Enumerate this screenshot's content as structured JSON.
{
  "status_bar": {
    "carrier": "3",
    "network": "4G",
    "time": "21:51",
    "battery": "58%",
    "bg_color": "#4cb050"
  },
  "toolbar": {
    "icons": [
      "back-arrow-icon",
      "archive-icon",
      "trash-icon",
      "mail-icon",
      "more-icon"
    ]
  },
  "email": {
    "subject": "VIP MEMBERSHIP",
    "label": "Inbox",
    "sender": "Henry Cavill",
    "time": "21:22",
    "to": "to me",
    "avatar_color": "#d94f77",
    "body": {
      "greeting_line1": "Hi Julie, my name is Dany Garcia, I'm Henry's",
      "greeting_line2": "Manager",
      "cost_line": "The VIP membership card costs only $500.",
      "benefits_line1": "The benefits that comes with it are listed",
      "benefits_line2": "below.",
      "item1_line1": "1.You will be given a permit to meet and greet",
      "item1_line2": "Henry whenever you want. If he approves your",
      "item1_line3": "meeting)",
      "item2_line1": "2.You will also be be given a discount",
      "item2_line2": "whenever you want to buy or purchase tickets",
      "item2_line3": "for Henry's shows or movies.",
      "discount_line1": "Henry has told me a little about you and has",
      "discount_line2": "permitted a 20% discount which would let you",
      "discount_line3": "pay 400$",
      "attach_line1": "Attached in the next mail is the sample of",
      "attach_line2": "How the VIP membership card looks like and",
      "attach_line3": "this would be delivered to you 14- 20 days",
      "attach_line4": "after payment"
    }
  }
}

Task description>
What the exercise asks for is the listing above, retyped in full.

Response below>
Enumerate this screenshot's content as structured JSON.
{
  "status_bar": {
    "carrier": "3",
    "network": "4G",
    "time": "21:51",
    "battery": "58%",
    "bg_color": "#4cb050"
  },
  "toolbar": {
    "icons": [
      "back-arrow-icon",
      "archive-icon",
      "trash-icon",
      "mail-icon",
      "more-icon"
    ]
  },
  "email": {
    "subject": "VIP MEMBERSHIP",
    "label": "Inbox",
    "sender": "Henry Cavill",
    "time": "21:22",
    "to": "to me",
    "avatar_color": "#d94f77",
    "body": {
      "greeting_line1": "Hi Julie, my name is Dany Garcia, I'm Henry's",
      "greeting_line2": "Manager",
      "cost_line": "The VIP membership card costs only $500.",
      "benefits_line1": "The benefits that comes with it are listed",
      "benefits_line2": "below.",
      "item1_line1": "1.You will be given a permit to meet and greet",
      "item1_line2": "Henry whenever you want. If he approves your",
      "item1_line3": "meeting)",
      "item2_line1": "2.You will also be be given a discount",
      "item2_line2": "whenever you want to buy or purchase tickets",
      "item2_line3": "for Henry's shows or movies.",
      "discount_line1": "Henry has told me a little about you and has",
      "discount_line2": "permitted a 20% discount which would let you",
      "discount_line3": "pay 400$",
      "attach_line1": "Attached in the next mail is the sample of",
      "attach_line2": "How the VIP membership card looks like and",
      "attach_line3": "this would be delivered to you 14- 20 days",
      "attach_line4": "after payment"
    }
  }
}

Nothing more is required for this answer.